[Component data from apps and pages]
-*-*-

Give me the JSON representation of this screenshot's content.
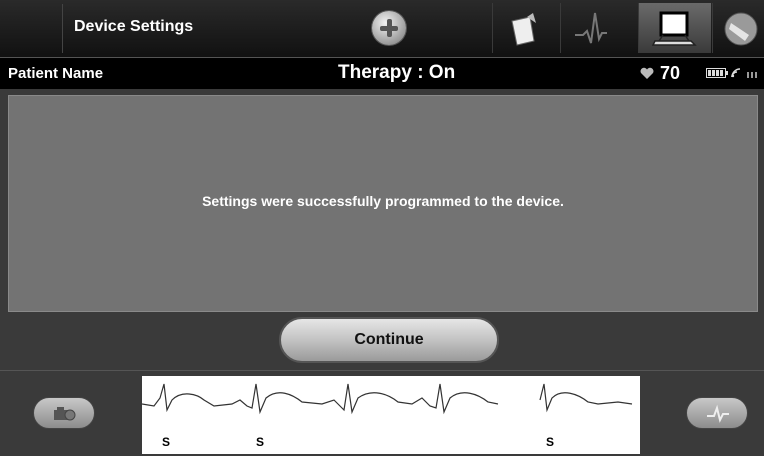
{
  "header": {
    "title": "Device Settings"
  },
  "nav_tabs": [
    {
      "icon": "clipboard-icon"
    },
    {
      "icon": "ecg-wave-icon"
    },
    {
      "icon": "laptop-icon"
    },
    {
      "icon": "wand-icon"
    }
  ],
  "status": {
    "patient": "Patient Name",
    "therapy": "Therapy : On",
    "heart_rate": "70"
  },
  "message": "Settings were successfully programmed to the device.",
  "continue_label": "Continue",
  "ecg": {
    "markers": [
      "S",
      "S",
      "S"
    ]
  }
}
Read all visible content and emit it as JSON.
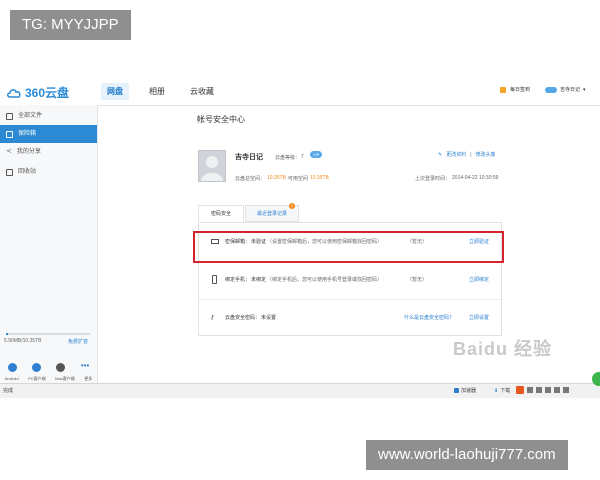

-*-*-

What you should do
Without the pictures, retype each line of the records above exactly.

Your solution
Give me the JSON representation of this screenshot's content.
{
  "header": {
    "title": "Device Settings"
  },
  "nav_tabs": [
    {
      "icon": "clipboard-icon"
    },
    {
      "icon": "ecg-wave-icon"
    },
    {
      "icon": "laptop-icon"
    },
    {
      "icon": "wand-icon"
    }
  ],
  "status": {
    "patient": "Patient Name",
    "therapy": "Therapy : On",
    "heart_rate": "70"
  },
  "message": "Settings were successfully programmed to the device.",
  "continue_label": "Continue",
  "ecg": {
    "markers": [
      "S",
      "S",
      "S"
    ]
  }
}
Read all visible content and emit it as JSON.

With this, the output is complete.